Discharge Instructions for Infective Endocarditis (IE)
You have been diagnosed with infective endocarditis (IE). This is an infection of the lining of the heart or of the heart valves. It happens when bacteria enter the bloodstream and go to the heart. The bacteria then cause infection in the heart. The bacteria can enter your bloodstream in a number of ways. It may happen during a dental procedure. It can happen through a cut. Or the bacteria can come from an infection elsewhere in the body. Your infection was treated in the hospital with strong antibiotics through an IV. This sheet will help you take care of yourself at home. This is a very serious infection and can be life threatening if not properly managed and cared for.
You may need to continue IV therapy for up to 6 weeks at home. You will be given more instructions before you leave the hospital. Make sure to ask any questions you have. Your healthcare team will determine how long you should be on antibiotics and how often you should have follow up testing.
Take the antibiotics until they are all gone. Take them even if you feel better. They treat the infection and prevent it from returning.
Do not drive until your healthcare provider says it’s OK.
Take good care of your teeth and mouth. Brush your teeth after meals. Floss as directed.

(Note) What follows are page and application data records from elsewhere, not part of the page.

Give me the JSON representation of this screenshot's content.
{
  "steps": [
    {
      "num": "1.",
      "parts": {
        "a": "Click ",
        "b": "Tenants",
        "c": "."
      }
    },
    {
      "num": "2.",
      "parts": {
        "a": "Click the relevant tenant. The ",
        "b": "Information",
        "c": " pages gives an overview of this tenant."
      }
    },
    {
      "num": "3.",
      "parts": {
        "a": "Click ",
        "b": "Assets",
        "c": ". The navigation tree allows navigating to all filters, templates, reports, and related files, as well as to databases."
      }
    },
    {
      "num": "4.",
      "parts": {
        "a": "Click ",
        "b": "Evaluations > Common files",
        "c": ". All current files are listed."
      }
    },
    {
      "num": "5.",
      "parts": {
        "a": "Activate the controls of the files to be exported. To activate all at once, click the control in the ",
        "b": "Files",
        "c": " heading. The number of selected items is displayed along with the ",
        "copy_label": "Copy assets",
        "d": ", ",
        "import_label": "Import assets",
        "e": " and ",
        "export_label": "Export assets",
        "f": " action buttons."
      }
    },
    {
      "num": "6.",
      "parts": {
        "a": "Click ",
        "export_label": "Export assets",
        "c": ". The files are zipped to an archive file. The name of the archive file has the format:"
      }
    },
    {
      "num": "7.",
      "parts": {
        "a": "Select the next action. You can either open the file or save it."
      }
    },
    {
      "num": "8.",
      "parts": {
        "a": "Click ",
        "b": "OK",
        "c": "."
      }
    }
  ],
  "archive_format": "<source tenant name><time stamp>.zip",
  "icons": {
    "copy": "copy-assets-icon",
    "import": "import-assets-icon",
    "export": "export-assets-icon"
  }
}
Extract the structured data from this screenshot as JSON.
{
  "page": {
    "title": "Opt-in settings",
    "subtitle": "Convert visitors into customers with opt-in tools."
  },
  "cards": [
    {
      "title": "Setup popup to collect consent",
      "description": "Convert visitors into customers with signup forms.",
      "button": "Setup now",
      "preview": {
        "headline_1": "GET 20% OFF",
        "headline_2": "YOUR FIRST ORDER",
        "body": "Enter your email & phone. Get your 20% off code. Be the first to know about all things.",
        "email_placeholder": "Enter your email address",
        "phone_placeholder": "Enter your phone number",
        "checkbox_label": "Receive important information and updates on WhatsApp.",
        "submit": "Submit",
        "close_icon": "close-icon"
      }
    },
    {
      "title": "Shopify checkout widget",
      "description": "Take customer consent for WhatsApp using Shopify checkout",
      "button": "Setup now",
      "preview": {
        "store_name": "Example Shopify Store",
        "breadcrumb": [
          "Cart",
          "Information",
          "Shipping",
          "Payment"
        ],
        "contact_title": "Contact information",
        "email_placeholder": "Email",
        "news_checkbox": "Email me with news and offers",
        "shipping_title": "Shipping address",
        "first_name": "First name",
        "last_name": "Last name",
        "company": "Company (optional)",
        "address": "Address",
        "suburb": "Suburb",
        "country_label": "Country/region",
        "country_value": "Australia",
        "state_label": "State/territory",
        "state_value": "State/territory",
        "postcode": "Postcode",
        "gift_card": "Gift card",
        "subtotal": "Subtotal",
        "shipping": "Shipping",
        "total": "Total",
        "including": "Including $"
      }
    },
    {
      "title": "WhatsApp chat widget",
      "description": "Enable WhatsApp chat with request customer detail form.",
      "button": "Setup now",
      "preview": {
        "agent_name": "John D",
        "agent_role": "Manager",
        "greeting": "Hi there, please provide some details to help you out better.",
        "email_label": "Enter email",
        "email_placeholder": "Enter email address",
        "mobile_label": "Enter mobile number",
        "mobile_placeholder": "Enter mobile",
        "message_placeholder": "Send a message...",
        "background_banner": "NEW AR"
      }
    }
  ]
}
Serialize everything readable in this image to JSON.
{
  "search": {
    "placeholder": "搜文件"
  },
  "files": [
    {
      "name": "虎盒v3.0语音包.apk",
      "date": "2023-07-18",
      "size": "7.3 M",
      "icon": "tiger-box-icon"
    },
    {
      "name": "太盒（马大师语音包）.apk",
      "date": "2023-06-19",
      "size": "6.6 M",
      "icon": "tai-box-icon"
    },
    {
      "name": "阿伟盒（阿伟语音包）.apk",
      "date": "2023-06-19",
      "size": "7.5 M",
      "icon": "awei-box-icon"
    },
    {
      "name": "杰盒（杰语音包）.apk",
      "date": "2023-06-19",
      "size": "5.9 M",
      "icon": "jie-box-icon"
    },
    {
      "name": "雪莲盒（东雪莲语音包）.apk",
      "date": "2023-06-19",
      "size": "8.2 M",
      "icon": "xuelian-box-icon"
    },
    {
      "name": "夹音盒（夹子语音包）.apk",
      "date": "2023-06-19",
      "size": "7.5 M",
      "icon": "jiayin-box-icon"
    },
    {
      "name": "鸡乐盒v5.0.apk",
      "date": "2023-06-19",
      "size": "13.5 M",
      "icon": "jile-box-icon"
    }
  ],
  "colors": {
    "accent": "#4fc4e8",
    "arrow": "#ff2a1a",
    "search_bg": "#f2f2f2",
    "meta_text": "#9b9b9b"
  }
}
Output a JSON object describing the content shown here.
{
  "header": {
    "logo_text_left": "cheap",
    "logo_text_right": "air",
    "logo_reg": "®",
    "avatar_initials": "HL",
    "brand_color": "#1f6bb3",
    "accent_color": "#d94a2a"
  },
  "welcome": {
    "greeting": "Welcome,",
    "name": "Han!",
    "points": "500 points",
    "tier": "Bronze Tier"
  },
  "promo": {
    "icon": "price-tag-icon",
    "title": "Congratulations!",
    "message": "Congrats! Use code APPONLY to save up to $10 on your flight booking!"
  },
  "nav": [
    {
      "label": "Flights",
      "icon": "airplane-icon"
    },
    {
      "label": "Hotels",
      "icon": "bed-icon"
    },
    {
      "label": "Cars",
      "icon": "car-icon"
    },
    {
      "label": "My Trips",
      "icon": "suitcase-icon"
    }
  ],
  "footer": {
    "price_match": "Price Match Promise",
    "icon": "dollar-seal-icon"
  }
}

Visit your dentist every 6 months. Dental infection is a risk factor for bacterial endocarditis. See your dentist immediately if you have a toothache or abscess.
You might need to take an antibiotic before dental visits. Ask your healthcare provider for more information.
Tell your healthcare provider about all infections you have, even small ones.
Take good care of yourself. Get regular exercise and eat a healthy diet. Ask your healthcare provider for help as needed.
Be careful to get proper treatment of any open cuts that develop.
Make a follow-up appointment as directed by our staff. You will need follow up with an infectious disease doctor as well as a cardiologist and possibly a heart surgeon.
When to call your healthcare provider
Call your healthcare provider right away if you have any of the following:
Tiredness that persists for 2 to 3 days
Decreased exercise tolerance
Chest pain or shortness of breath
Fever over 100.4°F (38.0°C)
Severe abdominal or flank pain
Return of symptoms such as loss of appetite, weight loss, paleness, headache, or weakness
Weakness in any extremity or face
Spots on your fingernails, fingertips, whites of the eyes, or other parts of your skin
Symptoms of a stroke such as trouble speaking or inability to move one side of your body.
October 09, 2017
Baddour, LM, Infective Endocarditis in Adults: Diagnosis, Antimicrobial Therap, and Management of Complications, Circulation (2015), Clinical manifestations and evaluation of adults with suspected native valve endocarditis, Up To Date, Nishimura, RA. Guideline Update on Valvular Heart disease: Focused Update on Infective Endocarditis. Journal of the American College of Cardiology (2008); 52(8); pp. 676-685, Singer, M., The Third International Consensus Definitions for Sepsis and Septic Shock, JAMA (2016); 315; 801-810
Gandelman, Glenn, MD, MPH,Snyder, Mandy, APRN